U.S. legislation threatens oldest, tallest trees in Tongass rainforest
(02/27/2012) Up to 17 percent of the tallest old-growth trees in the Tongass temperate rainforest could be cut under new U.S. legislation, according to a report by Audubon Alaska. The report argues that the legislation under consideration (S 730 and HR 1408) would resurrect the banned practice of "high-grading," which allows loggers to select the largest, most-ancient trees across the forest for cutting despite their ecological importance. The legislation is a part of a controversial 65,000 acre logging concession in Tongass to Sealaska Corporation, which is owned by 20,000 members of Native communities, from the Tlingit, Haida and Tsimshian tribes.
NASA satellite image shows extent of logging in Pacific Northwest
(02/22/2012) New satellite and space radar images by NASA shows the decline of forests in the Pacific Northwest, specifically in Washington and Oregon. Lost to development, agriculture, and large-scale logging, the maps apart of the National Biomass and Carbon Dataset (NBCD) show the patchy, fragmented nature of the forests in the two U.S. states.

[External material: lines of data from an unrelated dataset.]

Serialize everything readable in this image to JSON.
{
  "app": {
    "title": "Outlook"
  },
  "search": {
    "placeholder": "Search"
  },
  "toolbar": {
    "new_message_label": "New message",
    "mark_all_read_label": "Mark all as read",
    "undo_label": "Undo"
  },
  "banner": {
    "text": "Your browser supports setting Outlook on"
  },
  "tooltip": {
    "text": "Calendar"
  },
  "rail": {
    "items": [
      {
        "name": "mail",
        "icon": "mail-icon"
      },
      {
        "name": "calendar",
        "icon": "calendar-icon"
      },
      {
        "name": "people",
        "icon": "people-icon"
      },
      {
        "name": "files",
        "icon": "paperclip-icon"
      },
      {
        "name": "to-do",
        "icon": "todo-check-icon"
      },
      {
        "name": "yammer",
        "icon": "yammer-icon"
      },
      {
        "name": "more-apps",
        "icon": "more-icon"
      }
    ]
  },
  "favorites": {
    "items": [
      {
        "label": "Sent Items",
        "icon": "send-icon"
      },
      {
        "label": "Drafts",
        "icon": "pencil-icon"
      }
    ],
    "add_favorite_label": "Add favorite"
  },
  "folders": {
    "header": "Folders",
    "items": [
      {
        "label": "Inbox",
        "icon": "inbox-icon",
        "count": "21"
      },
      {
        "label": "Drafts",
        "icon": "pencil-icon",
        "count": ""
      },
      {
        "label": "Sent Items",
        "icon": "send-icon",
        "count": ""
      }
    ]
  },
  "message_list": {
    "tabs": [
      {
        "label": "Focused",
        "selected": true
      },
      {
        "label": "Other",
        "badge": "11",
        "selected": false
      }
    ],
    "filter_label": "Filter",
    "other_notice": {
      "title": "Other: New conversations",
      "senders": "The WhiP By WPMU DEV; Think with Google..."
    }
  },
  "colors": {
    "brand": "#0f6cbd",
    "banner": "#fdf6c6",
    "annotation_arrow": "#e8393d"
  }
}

Green groups: government moving too slowly on protecting Canada's Great Bear rainforest
(02/08/2012) Three environmental groups have submitted a letter to British Columbia Premier, Christy Clark, to ask the government to speed up the process of implementing the Great Bear Rainforest Agreement, which is meant to ensure 70 percent of old-growth forest is maintained.
Big trees, like the old-growth forests they inhabit, are declining globally
(01/26/2012) Already on the decline worldwide, big trees face a dire future due to habitat fragmentation, selective harvesting by loggers, exotic invaders, and the effects of climate change, warns an article published this week in New Scientist magazine. Reviewing research from forests around the world, William F. Laurance, an ecologist at James Cook University in Cairns, Australia, provides evidence of decline among the world's 'biggest and most magnificent' trees and details the range of threats they face. He says their demise will have substantial impacts on biodiversity and forest ecology, while worsening climate change.
Logging of primary rainforests not ecologically sustainable, argue scientists
(01/25/2012) Tropical countries may face a risk of 'peak timber' as continued logging of rainforests exceeds the capacity of forests to regenerate timber stocks and substantially increases the risk of outright clearing for agricultural and industrial plantations, argues a trio of scientists writing in the journal Biological Conservation. The implications for climate, biodiversity, and local economies are substantial.